In just a few years, new technologies for massively parallel DNA sequencing have become widely available, reducing the cost of sequencing a genome by four orders of magnitude and placing the capacity to generate gigabases to terabases of sequence data into the hands of individual investigators. These “next-generation” technologies have the potential to dramatically accelerate biological and biomedical research by enabling the comprehensive analysis of genomes and transcriptomes to become inexpensive, routine and widespread.
This is a dynamic moment in the field. The technologies themselves are evolving at a breathtaking pace, and the exploding volume of data has spurred the development of novel algorithmic approaches for primary analyses of sequence data.
This workshop, the first in a series of five, will bring together leaders in the field to present next-generation sequencing technology and to discuss the various mathematical and computational challenges presented by these technologies.
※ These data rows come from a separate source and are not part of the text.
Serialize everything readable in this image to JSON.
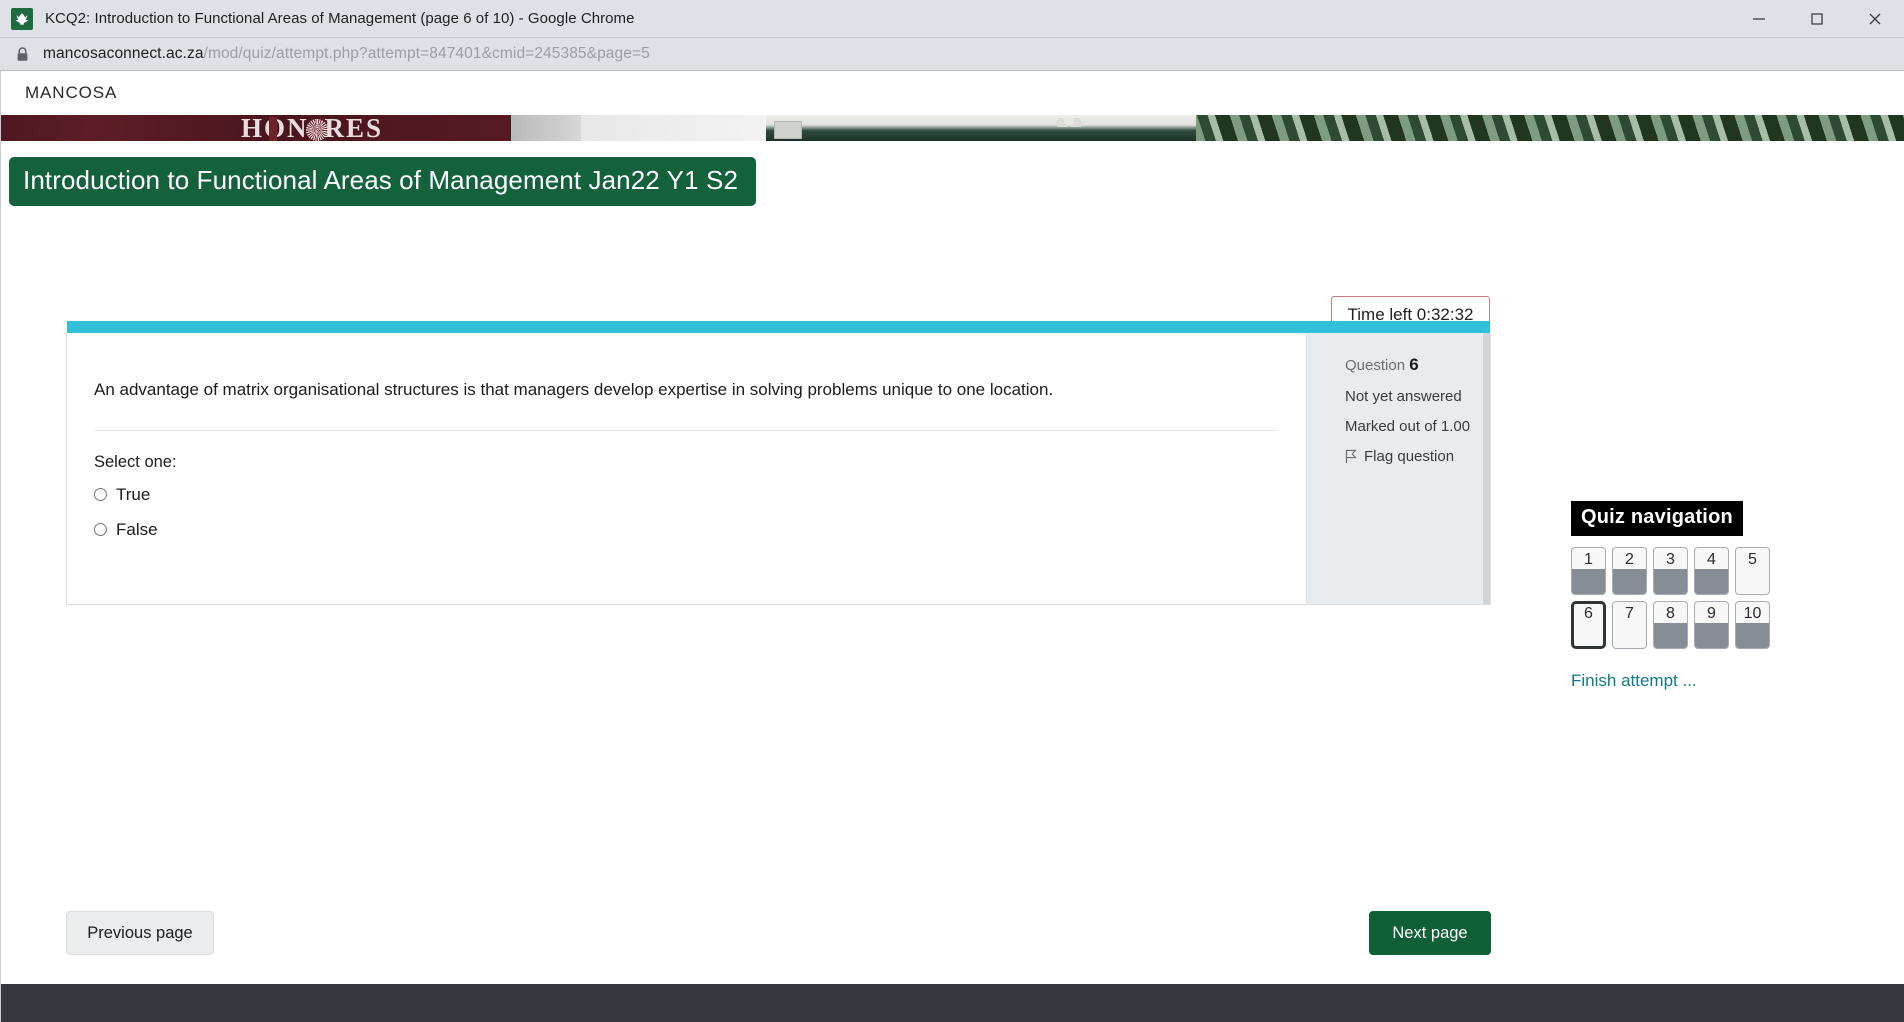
{
  "browser": {
    "window_title": "KCQ2: Introduction to Functional Areas of Management (page 6 of 10) - Google Chrome",
    "favicon_name": "mancosa-logo-icon",
    "url_host": "mancosaconnect.ac.za",
    "url_path": "/mod/quiz/attempt.php?attempt=847401&cmid=245385&page=5",
    "controls": {
      "minimize": "minimize-button",
      "maximize": "maximize-button",
      "close": "close-button"
    }
  },
  "site": {
    "brand": "MANCOSA",
    "banner_text": "HONORES"
  },
  "page": {
    "title": "Introduction to Functional Areas of Management Jan22 Y1 S2"
  },
  "timer": {
    "label": "Time left 0:32:32",
    "border_color": "#c77c7c"
  },
  "question": {
    "text": "An advantage of matrix organisational structures is that managers develop expertise in solving problems unique to one location.",
    "select_prompt": "Select one:",
    "options": [
      {
        "label": "True",
        "checked": false
      },
      {
        "label": "False",
        "checked": false
      }
    ],
    "info": {
      "question_word": "Question",
      "number": "6",
      "status": "Not yet answered",
      "marked_out_of": "Marked out of 1.00",
      "flag_label": "Flag question",
      "flag_icon": "flag-icon"
    },
    "accent_color": "#31c0d8"
  },
  "quiz_navigation": {
    "title": "Quiz navigation",
    "buttons": [
      {
        "number": "1",
        "state": "answered"
      },
      {
        "number": "2",
        "state": "answered"
      },
      {
        "number": "3",
        "state": "answered"
      },
      {
        "number": "4",
        "state": "answered"
      },
      {
        "number": "5",
        "state": "not-answered"
      },
      {
        "number": "6",
        "state": "current"
      },
      {
        "number": "7",
        "state": "not-answered"
      },
      {
        "number": "8",
        "state": "answered"
      },
      {
        "number": "9",
        "state": "answered"
      },
      {
        "number": "10",
        "state": "answered"
      }
    ],
    "finish_link": "Finish attempt ..."
  },
  "navigation": {
    "previous_label": "Previous page",
    "next_label": "Next page",
    "next_color": "#0f6037"
  }
}
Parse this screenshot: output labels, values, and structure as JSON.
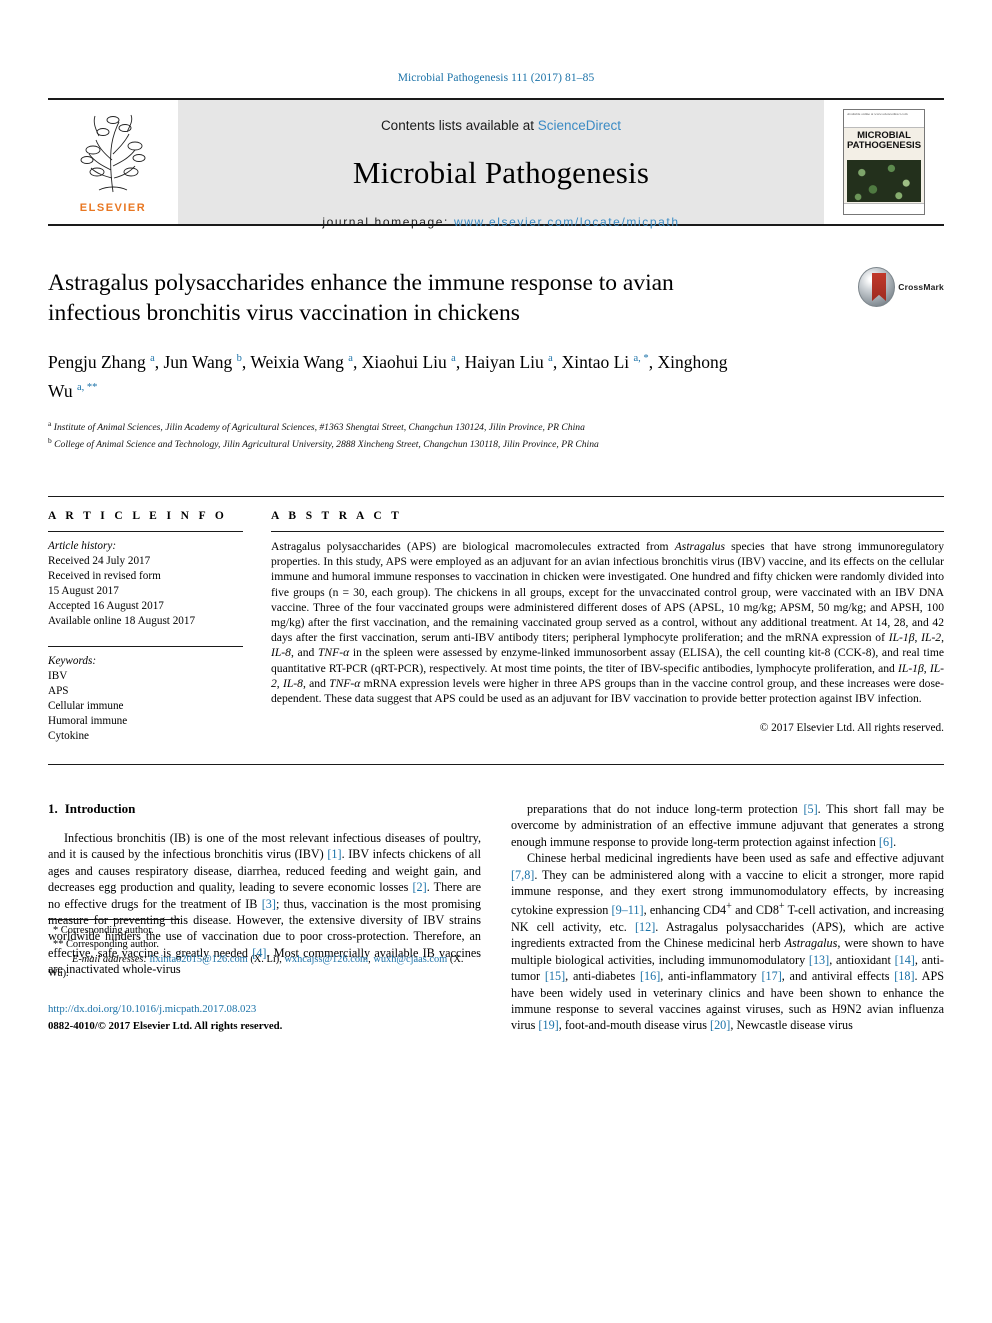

Specifically, we will provide an introduction to the core concepts driving the development of leading second-generation and third-generation technologies. This discussion will be linked to an extensive consideration of methods for base-calling and variant-calling, for aligning reads to reference sequences (e.g. genomes) and for de novo assembly of short reads into longer sequences.
(University of Washington)
Matteo Pellegrini (University of California, Los Angeles (UCLA), Molecular, Cell, and Developmental Biology)
Aviv Regev (Broad Institute)
Eric Schadt (Pacific Biosciences)
Jay Shendure, Chair (University of Washington)
Yun Song (University of California, Berkeley (UC Berkeley))